Outbreak of lymphocytic choriomeningitis virus infections in medical center personnel.Am J Epidemiol. 1975 Feb; 101(2):103-10.AJ

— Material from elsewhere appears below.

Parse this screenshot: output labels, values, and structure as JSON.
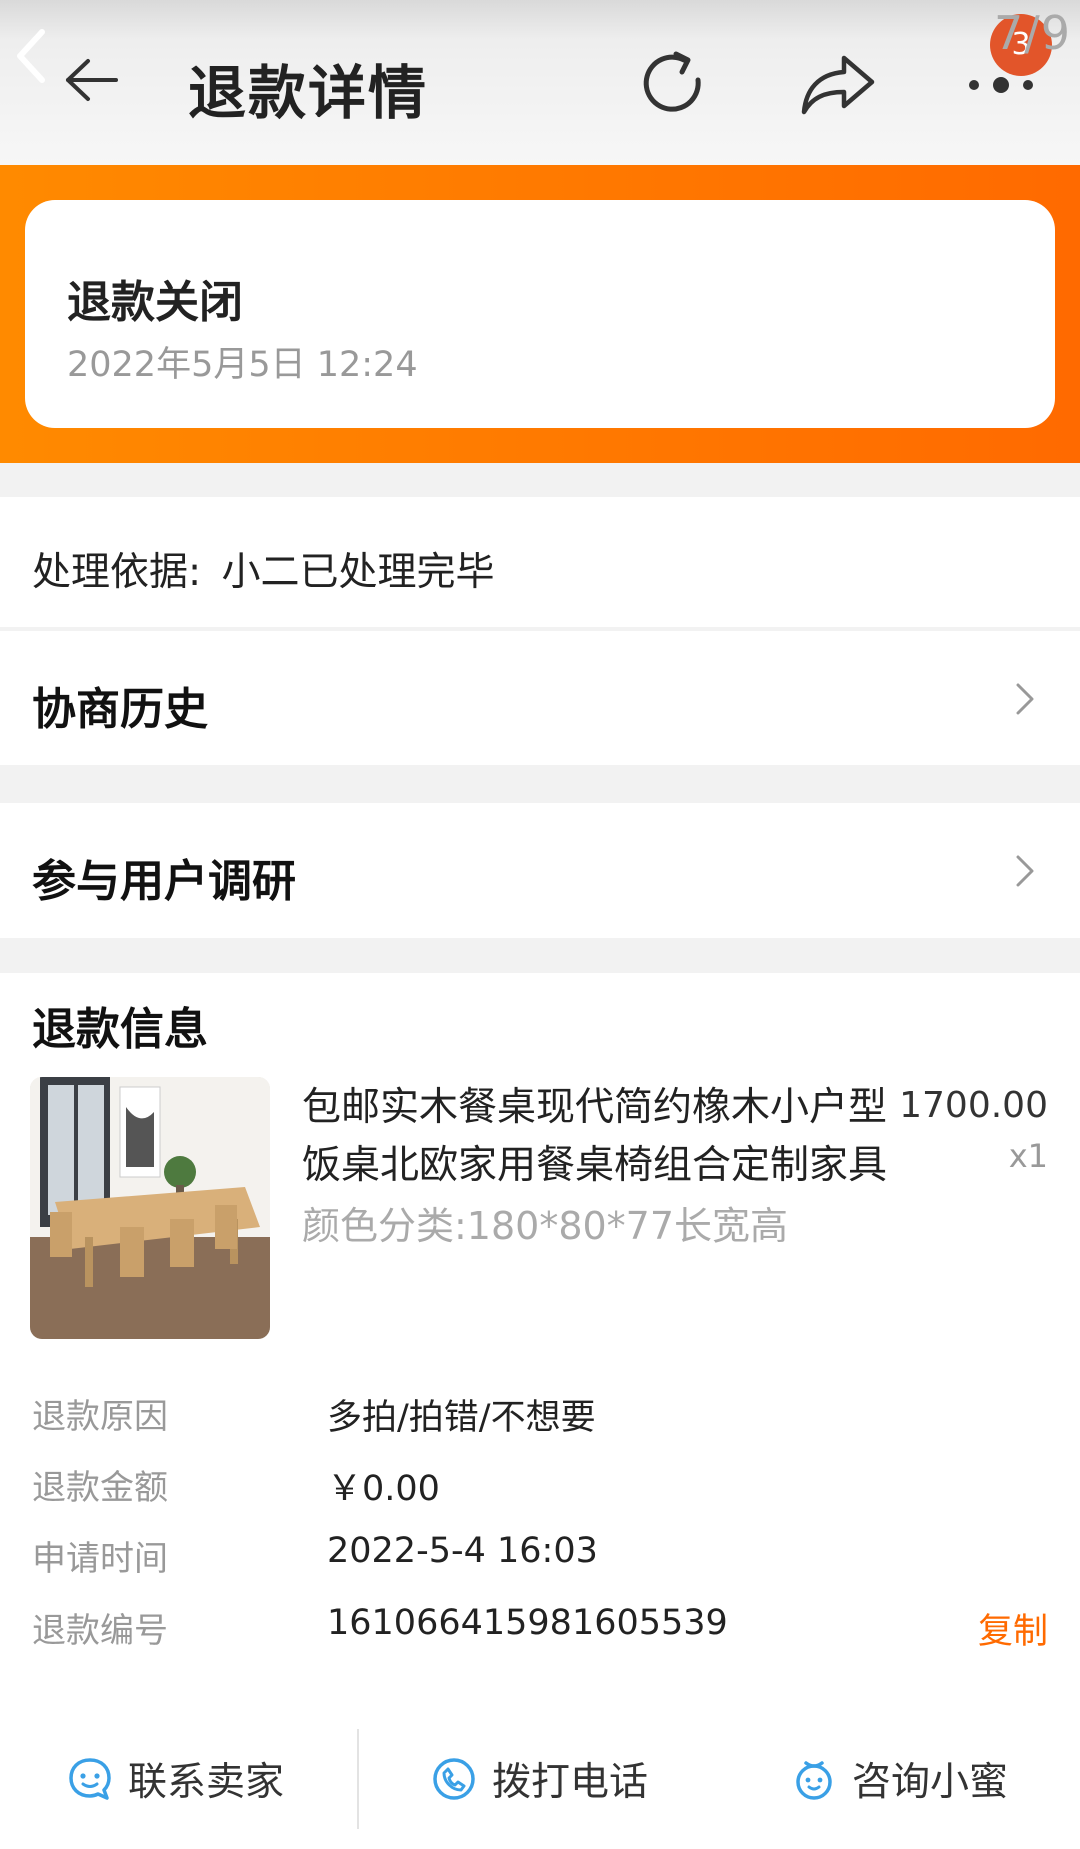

An outbreak of lymphocytic choriomeningitis (LCM) virus infections occurred in Medical Center personnel at the University of Rochester in 1972-1973. A total of 48 infections was discovered, 31 in staff of the radiation therapy area, 12 in the staff of the Vivarium facility, and 5 in other individuals who worked in the Medical Center. Twenty-one of the infections were associated with recent febrile illness with myalgia. Epidemiologic and virologic studies indicated that the source of the infection was Syrian hamsters which were used in tumor research; the tumor cell lines themselves were shown to be contaminated with LCM virus and probably represented the original source of contamination of the Rochester facility. Infection occurred not only through direct contact with infected animals but also from mere presence in the room where the animals were held. This outbreak emphasizes the need for restricting access to animal quarters and for surveillance of hamsters and tumor cell lines and indicate the necessity of separating animal facilities from patient-care facilities.